• [Task]: All records are to be printed exactly as they appear.

• [Data records]:
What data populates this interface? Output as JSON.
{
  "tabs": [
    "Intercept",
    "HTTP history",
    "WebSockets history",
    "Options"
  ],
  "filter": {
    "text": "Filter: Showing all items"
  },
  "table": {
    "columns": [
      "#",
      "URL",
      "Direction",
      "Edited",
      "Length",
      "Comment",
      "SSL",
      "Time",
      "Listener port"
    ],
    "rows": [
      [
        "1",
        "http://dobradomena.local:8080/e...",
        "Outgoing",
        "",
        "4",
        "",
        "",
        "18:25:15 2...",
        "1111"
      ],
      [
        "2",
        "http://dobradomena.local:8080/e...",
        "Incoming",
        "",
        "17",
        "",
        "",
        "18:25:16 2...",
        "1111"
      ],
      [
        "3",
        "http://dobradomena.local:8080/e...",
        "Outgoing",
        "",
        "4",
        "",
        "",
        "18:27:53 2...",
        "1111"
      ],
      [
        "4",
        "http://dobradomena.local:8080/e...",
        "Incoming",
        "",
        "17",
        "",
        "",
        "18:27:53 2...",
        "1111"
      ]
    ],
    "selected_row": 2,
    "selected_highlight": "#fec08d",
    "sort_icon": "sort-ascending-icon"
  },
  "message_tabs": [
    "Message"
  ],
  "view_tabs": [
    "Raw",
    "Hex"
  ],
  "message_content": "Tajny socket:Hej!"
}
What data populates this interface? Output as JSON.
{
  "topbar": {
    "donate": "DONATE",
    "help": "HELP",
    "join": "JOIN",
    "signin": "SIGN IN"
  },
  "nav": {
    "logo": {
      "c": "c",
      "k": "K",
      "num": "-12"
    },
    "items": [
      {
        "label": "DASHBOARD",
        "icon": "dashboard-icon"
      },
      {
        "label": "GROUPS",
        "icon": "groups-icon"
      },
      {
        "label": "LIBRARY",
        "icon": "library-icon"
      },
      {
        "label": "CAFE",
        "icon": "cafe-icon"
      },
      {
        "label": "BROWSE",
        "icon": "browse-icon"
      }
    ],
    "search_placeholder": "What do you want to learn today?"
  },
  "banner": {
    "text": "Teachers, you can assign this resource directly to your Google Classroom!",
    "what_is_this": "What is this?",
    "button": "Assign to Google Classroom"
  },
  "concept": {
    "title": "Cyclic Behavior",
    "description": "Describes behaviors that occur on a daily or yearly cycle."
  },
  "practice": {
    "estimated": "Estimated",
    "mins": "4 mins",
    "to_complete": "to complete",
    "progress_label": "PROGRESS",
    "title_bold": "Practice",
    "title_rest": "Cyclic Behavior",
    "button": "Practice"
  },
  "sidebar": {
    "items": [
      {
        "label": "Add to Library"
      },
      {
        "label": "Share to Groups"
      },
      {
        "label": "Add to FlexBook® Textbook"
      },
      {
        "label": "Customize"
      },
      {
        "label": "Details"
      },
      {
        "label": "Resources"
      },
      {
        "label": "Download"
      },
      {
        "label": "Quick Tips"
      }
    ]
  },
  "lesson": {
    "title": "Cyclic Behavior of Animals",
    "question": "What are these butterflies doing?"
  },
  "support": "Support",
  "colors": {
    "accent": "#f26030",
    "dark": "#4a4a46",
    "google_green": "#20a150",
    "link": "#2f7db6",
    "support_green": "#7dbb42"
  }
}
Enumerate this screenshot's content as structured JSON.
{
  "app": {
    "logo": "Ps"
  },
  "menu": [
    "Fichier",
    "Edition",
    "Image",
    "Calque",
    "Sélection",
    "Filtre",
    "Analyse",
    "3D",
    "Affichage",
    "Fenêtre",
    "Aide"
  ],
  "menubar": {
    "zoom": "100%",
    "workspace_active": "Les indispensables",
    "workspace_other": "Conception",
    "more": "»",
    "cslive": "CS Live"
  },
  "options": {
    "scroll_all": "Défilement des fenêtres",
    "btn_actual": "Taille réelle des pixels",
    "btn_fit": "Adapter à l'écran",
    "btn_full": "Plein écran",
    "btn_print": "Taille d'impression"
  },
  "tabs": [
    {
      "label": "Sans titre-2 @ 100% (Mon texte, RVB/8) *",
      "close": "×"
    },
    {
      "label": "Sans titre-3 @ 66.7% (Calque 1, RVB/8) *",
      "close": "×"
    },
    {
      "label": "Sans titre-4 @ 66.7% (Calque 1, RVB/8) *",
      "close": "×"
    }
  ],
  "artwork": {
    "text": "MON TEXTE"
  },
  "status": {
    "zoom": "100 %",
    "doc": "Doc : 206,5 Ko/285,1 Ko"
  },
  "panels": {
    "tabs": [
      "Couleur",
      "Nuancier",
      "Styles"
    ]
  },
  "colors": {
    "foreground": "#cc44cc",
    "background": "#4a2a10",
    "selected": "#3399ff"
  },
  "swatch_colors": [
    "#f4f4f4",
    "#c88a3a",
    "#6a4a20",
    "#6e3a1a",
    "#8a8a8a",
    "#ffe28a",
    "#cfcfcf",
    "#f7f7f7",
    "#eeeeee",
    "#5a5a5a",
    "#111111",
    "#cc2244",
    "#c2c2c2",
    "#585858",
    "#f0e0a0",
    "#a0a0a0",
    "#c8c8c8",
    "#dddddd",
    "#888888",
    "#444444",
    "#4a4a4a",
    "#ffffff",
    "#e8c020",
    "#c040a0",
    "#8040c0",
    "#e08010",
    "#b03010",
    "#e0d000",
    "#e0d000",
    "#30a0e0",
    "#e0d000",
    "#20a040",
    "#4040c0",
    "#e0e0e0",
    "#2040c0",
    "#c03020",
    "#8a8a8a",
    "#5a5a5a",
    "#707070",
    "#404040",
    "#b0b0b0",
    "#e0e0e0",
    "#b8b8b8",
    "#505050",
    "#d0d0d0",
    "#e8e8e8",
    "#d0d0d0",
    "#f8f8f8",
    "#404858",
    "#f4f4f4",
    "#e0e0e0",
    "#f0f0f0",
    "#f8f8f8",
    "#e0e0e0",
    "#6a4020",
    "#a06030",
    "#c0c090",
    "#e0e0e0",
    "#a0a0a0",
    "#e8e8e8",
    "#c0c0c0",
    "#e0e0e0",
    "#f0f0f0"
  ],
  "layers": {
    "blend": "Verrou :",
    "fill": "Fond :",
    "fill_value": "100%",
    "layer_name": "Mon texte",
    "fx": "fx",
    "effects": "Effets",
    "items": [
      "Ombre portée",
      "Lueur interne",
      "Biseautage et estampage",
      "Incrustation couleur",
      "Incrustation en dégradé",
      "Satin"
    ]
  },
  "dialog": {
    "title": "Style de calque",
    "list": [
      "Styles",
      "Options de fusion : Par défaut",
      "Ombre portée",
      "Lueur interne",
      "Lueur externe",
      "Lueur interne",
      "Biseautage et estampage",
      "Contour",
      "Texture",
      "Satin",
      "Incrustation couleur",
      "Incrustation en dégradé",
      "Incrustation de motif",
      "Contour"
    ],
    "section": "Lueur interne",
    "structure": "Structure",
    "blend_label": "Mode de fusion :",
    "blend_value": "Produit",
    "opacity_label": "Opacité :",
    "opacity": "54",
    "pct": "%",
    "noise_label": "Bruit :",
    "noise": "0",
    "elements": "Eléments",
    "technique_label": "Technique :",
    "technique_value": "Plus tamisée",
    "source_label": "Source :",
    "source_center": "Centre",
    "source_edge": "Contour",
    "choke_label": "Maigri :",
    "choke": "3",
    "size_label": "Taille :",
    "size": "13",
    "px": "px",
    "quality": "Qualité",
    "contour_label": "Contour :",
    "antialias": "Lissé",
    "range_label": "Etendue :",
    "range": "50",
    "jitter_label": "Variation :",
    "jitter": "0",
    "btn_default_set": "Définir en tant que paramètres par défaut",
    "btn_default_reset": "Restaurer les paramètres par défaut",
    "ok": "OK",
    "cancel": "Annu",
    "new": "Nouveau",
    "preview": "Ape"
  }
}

• [Response area]:
What data populates this interface? Output as JSON.
{
  "tabs": [
    "Intercept",
    "HTTP history",
    "WebSockets history",
    "Options"
  ],
  "filter": {
    "text": "Filter: Showing all items"
  },
  "table": {
    "columns": [
      "#",
      "URL",
      "Direction",
      "Edited",
      "Length",
      "Comment",
      "SSL",
      "Time",
      "Listener port"
    ],
    "rows": [
      [
        "1",
        "http://dobradomena.local:8080/e...",
        "Outgoing",
        "",
        "4",
        "",
        "",
        "18:25:15 2...",
        "1111"
      ],
      [
        "2",
        "http://dobradomena.local:8080/e...",
        "Incoming",
        "",
        "17",
        "",
        "",
        "18:25:16 2...",
        "1111"
      ],
      [
        "3",
        "http://dobradomena.local:8080/e...",
        "Outgoing",
        "",
        "4",
        "",
        "",
        "18:27:53 2...",
        "1111"
      ],
      [
        "4",
        "http://dobradomena.local:8080/e...",
        "Incoming",
        "",
        "17",
        "",
        "",
        "18:27:53 2...",
        "1111"
      ]
    ],
    "selected_row": 2,
    "selected_highlight": "#fec08d",
    "sort_icon": "sort-ascending-icon"
  },
  "message_tabs": [
    "Message"
  ],
  "view_tabs": [
    "Raw",
    "Hex"
  ],
  "message_content": "Tajny socket:Hej!"
}
What data populates this interface? Output as JSON.
{
  "topbar": {
    "donate": "DONATE",
    "help": "HELP",
    "join": "JOIN",
    "signin": "SIGN IN"
  },
  "nav": {
    "logo": {
      "c": "c",
      "k": "K",
      "num": "-12"
    },
    "items": [
      {
        "label": "DASHBOARD",
        "icon": "dashboard-icon"
      },
      {
        "label": "GROUPS",
        "icon": "groups-icon"
      },
      {
        "label": "LIBRARY",
        "icon": "library-icon"
      },
      {
        "label": "CAFE",
        "icon": "cafe-icon"
      },
      {
        "label": "BROWSE",
        "icon": "browse-icon"
      }
    ],
    "search_placeholder": "What do you want to learn today?"
  },
  "banner": {
    "text": "Teachers, you can assign this resource directly to your Google Classroom!",
    "what_is_this": "What is this?",
    "button": "Assign to Google Classroom"
  },
  "concept": {
    "title": "Cyclic Behavior",
    "description": "Describes behaviors that occur on a daily or yearly cycle."
  },
  "practice": {
    "estimated": "Estimated",
    "mins": "4 mins",
    "to_complete": "to complete",
    "progress_label": "PROGRESS",
    "title_bold": "Practice",
    "title_rest": "Cyclic Behavior",
    "button": "Practice"
  },
  "sidebar": {
    "items": [
      {
        "label": "Add to Library"
      },
      {
        "label": "Share to Groups"
      },
      {
        "label": "Add to FlexBook® Textbook"
      },
      {
        "label": "Customize"
      },
      {
        "label": "Details"
      },
      {
        "label": "Resources"
      },
      {
        "label": "Download"
      },
      {
        "label": "Quick Tips"
      }
    ]
  },
  "lesson": {
    "title": "Cyclic Behavior of Animals",
    "question": "What are these butterflies doing?"
  },
  "support": "Support",
  "colors": {
    "accent": "#f26030",
    "dark": "#4a4a46",
    "google_green": "#20a150",
    "link": "#2f7db6",
    "support_green": "#7dbb42"
  }
}
Enumerate this screenshot's content as structured JSON.
{
  "app": {
    "logo": "Ps"
  },
  "menu": [
    "Fichier",
    "Edition",
    "Image",
    "Calque",
    "Sélection",
    "Filtre",
    "Analyse",
    "3D",
    "Affichage",
    "Fenêtre",
    "Aide"
  ],
  "menubar": {
    "zoom": "100%",
    "workspace_active": "Les indispensables",
    "workspace_other": "Conception",
    "more": "»",
    "cslive": "CS Live"
  },
  "options": {
    "scroll_all": "Défilement des fenêtres",
    "btn_actual": "Taille réelle des pixels",
    "btn_fit": "Adapter à l'écran",
    "btn_full": "Plein écran",
    "btn_print": "Taille d'impression"
  },
  "tabs": [
    {
      "label": "Sans titre-2 @ 100% (Mon texte, RVB/8) *",
      "close": "×"
    },
    {
      "label": "Sans titre-3 @ 66.7% (Calque 1, RVB/8) *",
      "close": "×"
    },
    {
      "label": "Sans titre-4 @ 66.7% (Calque 1, RVB/8) *",
      "close": "×"
    }
  ],
  "artwork": {
    "text": "MON TEXTE"
  },
  "status": {
    "zoom": "100 %",
    "doc": "Doc : 206,5 Ko/285,1 Ko"
  },
  "panels": {
    "tabs": [
      "Couleur",
      "Nuancier",
      "Styles"
    ]
  },
  "colors": {
    "foreground": "#cc44cc",
    "background": "#4a2a10",
    "selected": "#3399ff"
  },
  "swatch_colors": [
    "#f4f4f4",
    "#c88a3a",
    "#6a4a20",
    "#6e3a1a",
    "#8a8a8a",
    "#ffe28a",
    "#cfcfcf",
    "#f7f7f7",
    "#eeeeee",
    "#5a5a5a",
    "#111111",
    "#cc2244",
    "#c2c2c2",
    "#585858",
    "#f0e0a0",
    "#a0a0a0",
    "#c8c8c8",
    "#dddddd",
    "#888888",
    "#444444",
    "#4a4a4a",
    "#ffffff",
    "#e8c020",
    "#c040a0",
    "#8040c0",
    "#e08010",
    "#b03010",
    "#e0d000",
    "#e0d000",
    "#30a0e0",
    "#e0d000",
    "#20a040",
    "#4040c0",
    "#e0e0e0",
    "#2040c0",
    "#c03020",
    "#8a8a8a",
    "#5a5a5a",
    "#707070",
    "#404040",
    "#b0b0b0",
    "#e0e0e0",
    "#b8b8b8",
    "#505050",
    "#d0d0d0",
    "#e8e8e8",
    "#d0d0d0",
    "#f8f8f8",
    "#404858",
    "#f4f4f4",
    "#e0e0e0",
    "#f0f0f0",
    "#f8f8f8",
    "#e0e0e0",
    "#6a4020",
    "#a06030",
    "#c0c090",
    "#e0e0e0",
    "#a0a0a0",
    "#e8e8e8",
    "#c0c0c0",
    "#e0e0e0",
    "#f0f0f0"
  ],
  "layers": {
    "blend": "Verrou :",
    "fill": "Fond :",
    "fill_value": "100%",
    "layer_name": "Mon texte",
    "fx": "fx",
    "effects": "Effets",
    "items": [
      "Ombre portée",
      "Lueur interne",
      "Biseautage et estampage",
      "Incrustation couleur",
      "Incrustation en dégradé",
      "Satin"
    ]
  },
  "dialog": {
    "title": "Style de calque",
    "list": [
      "Styles",
      "Options de fusion : Par défaut",
      "Ombre portée",
      "Lueur interne",
      "Lueur externe",
      "Lueur interne",
      "Biseautage et estampage",
      "Contour",
      "Texture",
      "Satin",
      "Incrustation couleur",
      "Incrustation en dégradé",
      "Incrustation de motif",
      "Contour"
    ],
    "section": "Lueur interne",
    "structure": "Structure",
    "blend_label": "Mode de fusion :",
    "blend_value": "Produit",
    "opacity_label": "Opacité :",
    "opacity": "54",
    "pct": "%",
    "noise_label": "Bruit :",
    "noise": "0",
    "elements": "Eléments",
    "technique_label": "Technique :",
    "technique_value": "Plus tamisée",
    "source_label": "Source :",
    "source_center": "Centre",
    "source_edge": "Contour",
    "choke_label": "Maigri :",
    "choke": "3",
    "size_label": "Taille :",
    "size": "13",
    "px": "px",
    "quality": "Qualité",
    "contour_label": "Contour :",
    "antialias": "Lissé",
    "range_label": "Etendue :",
    "range": "50",
    "jitter_label": "Variation :",
    "jitter": "0",
    "btn_default_set": "Définir en tant que paramètres par défaut",
    "btn_default_reset": "Restaurer les paramètres par défaut",
    "ok": "OK",
    "cancel": "Annu",
    "new": "Nouveau",
    "preview": "Ape"
  }
}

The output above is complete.